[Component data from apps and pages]
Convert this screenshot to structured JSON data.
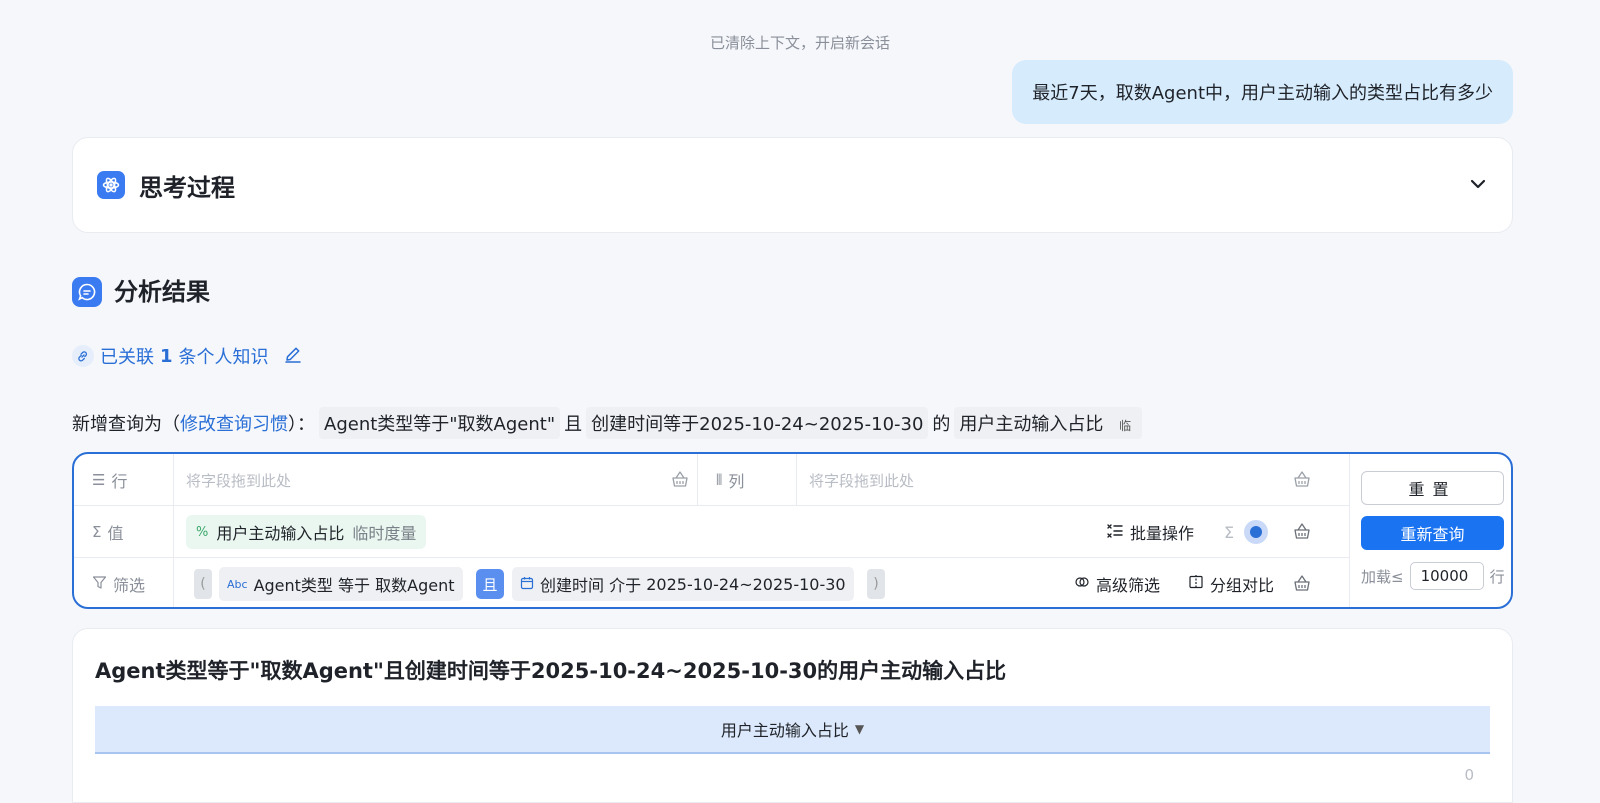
{
  "system_note": "已清除上下文，开启新会话",
  "user_message": "最近7天，取数Agent中，用户主动输入的类型占比有多少",
  "thinking": {
    "title": "思考过程"
  },
  "analysis": {
    "title": "分析结果"
  },
  "knowledge": {
    "prefix": "已关联",
    "count": "1",
    "suffix": "条个人知识"
  },
  "query_line": {
    "prefix": "新增查询为（",
    "link": "修改查询习惯",
    "suffix": "）：",
    "cond1": "Agent类型等于\"取数Agent\"",
    "and1": "且",
    "cond2": "创建时间等于2025-10-24~2025-10-30",
    "of": "的",
    "measure": "用户主动输入占比",
    "tag": "临"
  },
  "builder": {
    "row_label": "行",
    "col_label": "列",
    "value_label": "值",
    "filter_label": "筛选",
    "row_placeholder": "将字段拖到此处",
    "col_placeholder": "将字段拖到此处",
    "value_chip": {
      "name": "用户主动输入占比",
      "sub": "临时度量"
    },
    "batch_label": "批量操作",
    "filter1": {
      "field": "Agent类型",
      "op": "等于",
      "value": "取数Agent"
    },
    "and_label": "且",
    "filter2": {
      "field": "创建时间",
      "op": "介于",
      "value": "2025-10-24~2025-10-30"
    },
    "advanced_filter": "高级筛选",
    "group_compare": "分组对比",
    "reset": "重置",
    "requery": "重新查询",
    "load_prefix": "加载≤",
    "load_value": "10000",
    "load_suffix": "行"
  },
  "result": {
    "title": "Agent类型等于\"取数Agent\"且创建时间等于2025-10-24~2025-10-30的用户主动输入占比",
    "column": "用户主动输入占比",
    "value": "0"
  }
}
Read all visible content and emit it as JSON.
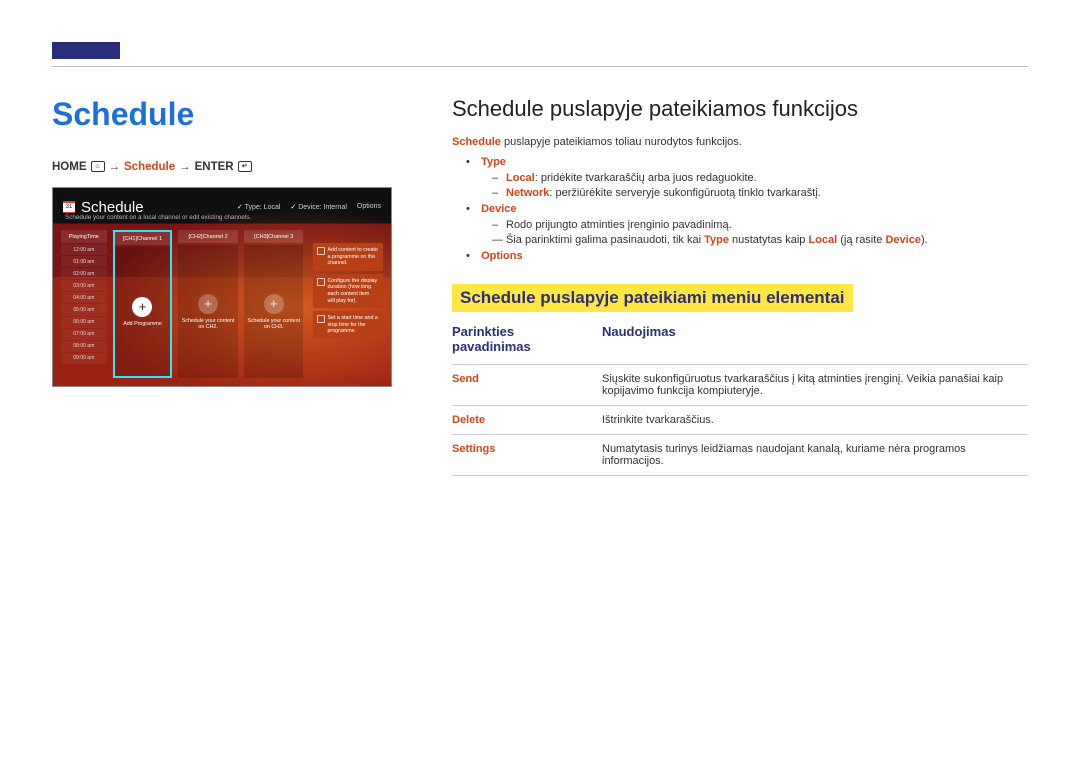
{
  "breadcrumb": {
    "home": "HOME",
    "home_icon": "⌂",
    "schedule": "Schedule",
    "enter": "ENTER",
    "enter_icon": "↵",
    "arrow": "→"
  },
  "left_title": "Schedule",
  "screenshot": {
    "title": "Schedule",
    "subtitle": "Schedule your content on a local channel or edit existing channels.",
    "type_label": "Type: Local",
    "device_label": "Device: Internal",
    "options_label": "Options",
    "times_header": "PlayingTime",
    "times": [
      "12:00 am",
      "01:00 am",
      "02:00 am",
      "03:00 am",
      "04:00 am",
      "05:00 am",
      "06:00 am",
      "07:00 am",
      "08:00 am",
      "09:00 am"
    ],
    "channels": [
      {
        "name": "[CH1]Channel 1",
        "caption": "Add Programme",
        "selected": true
      },
      {
        "name": "[CH2]Channel 2",
        "caption": "Schedule your content on CH2.",
        "selected": false
      },
      {
        "name": "[CH3]Channel 3",
        "caption": "Schedule your content on CH3.",
        "selected": false
      }
    ],
    "tips": [
      "Add content to create a programme on the channel.",
      "Configure the display duration (how long each content item will play for).",
      "Set a start time and a stop time for the programme."
    ]
  },
  "right": {
    "h1": "Schedule puslapyje pateikiamos funkcijos",
    "intro_prefix": "Schedule",
    "intro_rest": " puslapyje pateikiamos toliau nurodytos funkcijos.",
    "type": {
      "label": "Type",
      "local_label": "Local",
      "local_text": ": pridėkite tvarkaraščių arba juos redaguokite.",
      "network_label": "Network",
      "network_text": ": peržiūrėkite serveryje sukonfigūruotą tinklo tvarkaraštį."
    },
    "device": {
      "label": "Device",
      "desc": "Rodo prijungto atminties įrenginio pavadinimą.",
      "note_pre": "Šia parinktimi galima pasinaudoti, tik kai ",
      "note_kw1": "Type",
      "note_mid": " nustatytas kaip ",
      "note_kw2": "Local",
      "note_aft": " (ją rasite ",
      "note_kw3": "Device",
      "note_close": ")."
    },
    "options": {
      "label": "Options"
    },
    "h2": "Schedule puslapyje pateikiami meniu elementai",
    "table": {
      "col1": "Parinkties pavadinimas",
      "col2": "Naudojimas",
      "rows": [
        {
          "name": "Send",
          "desc": "Siųskite sukonfigūruotus tvarkaraščius į kitą atminties įrenginį. Veikia panašiai kaip kopijavimo funkcija kompiuteryje."
        },
        {
          "name": "Delete",
          "desc": "Ištrinkite tvarkaraščius."
        },
        {
          "name": "Settings",
          "desc": "Numatytasis turinys leidžiamas naudojant kanalą, kuriame nėra programos informacijos."
        }
      ]
    }
  }
}
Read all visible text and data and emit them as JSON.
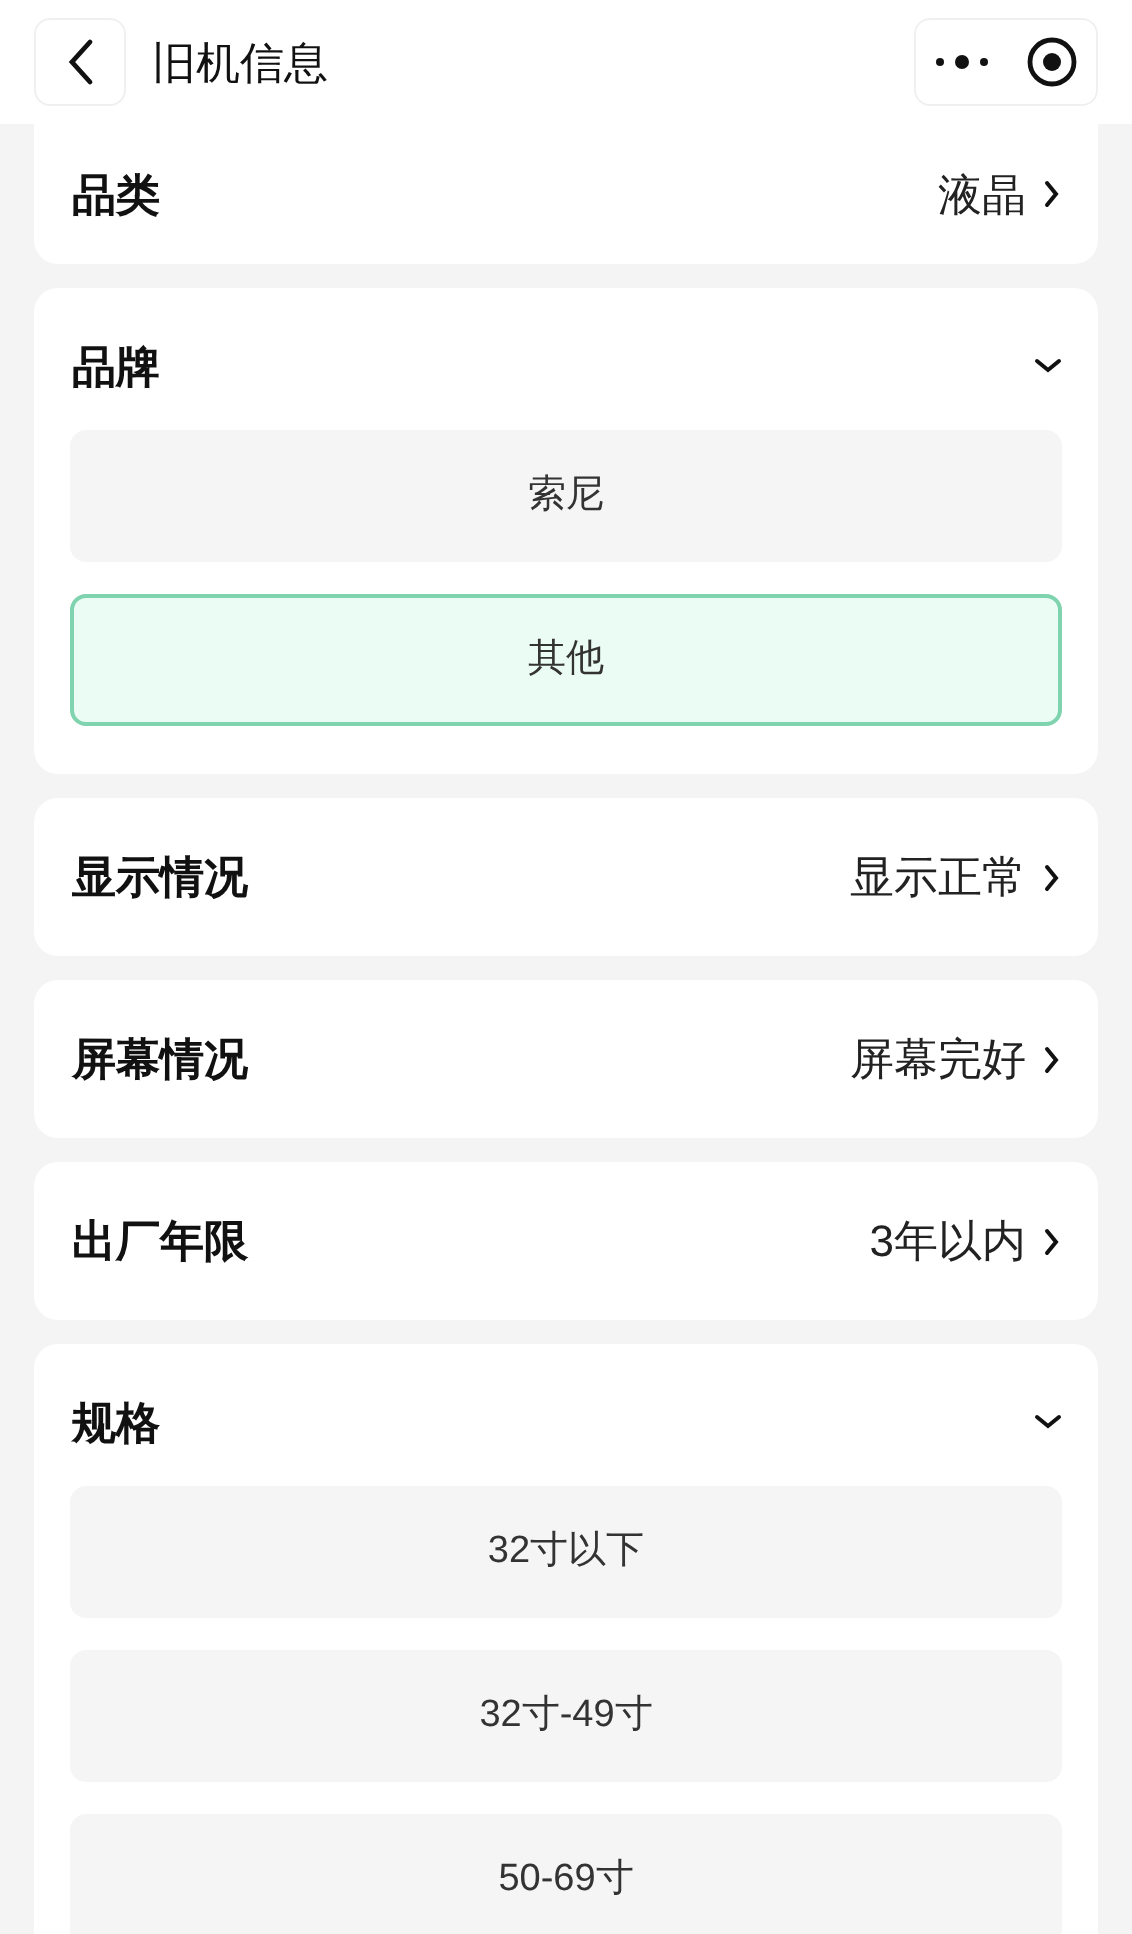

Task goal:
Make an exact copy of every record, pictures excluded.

Exercise response:
Convert this screenshot to structured JSON data.
{
  "system_note": "已清除上下文，开启新会话",
  "user_message": "最近7天，取数Agent中，用户主动输入的类型占比有多少",
  "thinking": {
    "title": "思考过程"
  },
  "analysis": {
    "title": "分析结果"
  },
  "knowledge": {
    "prefix": "已关联",
    "count": "1",
    "suffix": "条个人知识"
  },
  "query_line": {
    "prefix": "新增查询为（",
    "link": "修改查询习惯",
    "suffix": "）：",
    "cond1": "Agent类型等于\"取数Agent\"",
    "and1": "且",
    "cond2": "创建时间等于2025-10-24~2025-10-30",
    "of": "的",
    "measure": "用户主动输入占比",
    "tag": "临"
  },
  "builder": {
    "row_label": "行",
    "col_label": "列",
    "value_label": "值",
    "filter_label": "筛选",
    "row_placeholder": "将字段拖到此处",
    "col_placeholder": "将字段拖到此处",
    "value_chip": {
      "name": "用户主动输入占比",
      "sub": "临时度量"
    },
    "batch_label": "批量操作",
    "filter1": {
      "field": "Agent类型",
      "op": "等于",
      "value": "取数Agent"
    },
    "and_label": "且",
    "filter2": {
      "field": "创建时间",
      "op": "介于",
      "value": "2025-10-24~2025-10-30"
    },
    "advanced_filter": "高级筛选",
    "group_compare": "分组对比",
    "reset": "重置",
    "requery": "重新查询",
    "load_prefix": "加载≤",
    "load_value": "10000",
    "load_suffix": "行"
  },
  "result": {
    "title": "Agent类型等于\"取数Agent\"且创建时间等于2025-10-24~2025-10-30的用户主动输入占比",
    "column": "用户主动输入占比",
    "value": "0"
  }
}
Read all visible content and emit it as JSON.
{
  "breadcrumb": {
    "home": "HOME",
    "home_icon": "⌂",
    "schedule": "Schedule",
    "enter": "ENTER",
    "enter_icon": "↵",
    "arrow": "→"
  },
  "left_title": "Schedule",
  "screenshot": {
    "title": "Schedule",
    "subtitle": "Schedule your content on a local channel or edit existing channels.",
    "type_label": "Type: Local",
    "device_label": "Device: Internal",
    "options_label": "Options",
    "times_header": "PlayingTime",
    "times": [
      "12:00 am",
      "01:00 am",
      "02:00 am",
      "03:00 am",
      "04:00 am",
      "05:00 am",
      "06:00 am",
      "07:00 am",
      "08:00 am",
      "09:00 am"
    ],
    "channels": [
      {
        "name": "[CH1]Channel 1",
        "caption": "Add Programme",
        "selected": true
      },
      {
        "name": "[CH2]Channel 2",
        "caption": "Schedule your content on CH2.",
        "selected": false
      },
      {
        "name": "[CH3]Channel 3",
        "caption": "Schedule your content on CH3.",
        "selected": false
      }
    ],
    "tips": [
      "Add content to create a programme on the channel.",
      "Configure the display duration (how long each content item will play for).",
      "Set a start time and a stop time for the programme."
    ]
  },
  "right": {
    "h1": "Schedule puslapyje pateikiamos funkcijos",
    "intro_prefix": "Schedule",
    "intro_rest": " puslapyje pateikiamos toliau nurodytos funkcijos.",
    "type": {
      "label": "Type",
      "local_label": "Local",
      "local_text": ": pridėkite tvarkaraščių arba juos redaguokite.",
      "network_label": "Network",
      "network_text": ": peržiūrėkite serveryje sukonfigūruotą tinklo tvarkaraštį."
    },
    "device": {
      "label": "Device",
      "desc": "Rodo prijungto atminties įrenginio pavadinimą.",
      "note_pre": "Šia parinktimi galima pasinaudoti, tik kai ",
      "note_kw1": "Type",
      "note_mid": " nustatytas kaip ",
      "note_kw2": "Local",
      "note_aft": " (ją rasite ",
      "note_kw3": "Device",
      "note_close": ")."
    },
    "options": {
      "label": "Options"
    },
    "h2": "Schedule puslapyje pateikiami meniu elementai",
    "table": {
      "col1": "Parinkties pavadinimas",
      "col2": "Naudojimas",
      "rows": [
        {
          "name": "Send",
          "desc": "Siųskite sukonfigūruotus tvarkaraščius į kitą atminties įrenginį. Veikia panašiai kaip kopijavimo funkcija kompiuteryje."
        },
        {
          "name": "Delete",
          "desc": "Ištrinkite tvarkaraščius."
        },
        {
          "name": "Settings",
          "desc": "Numatytasis turinys leidžiamas naudojant kanalą, kuriame nėra programos informacijos."
        }
      ]
    }
  }
}
Read all visible text and data and emit them as JSON.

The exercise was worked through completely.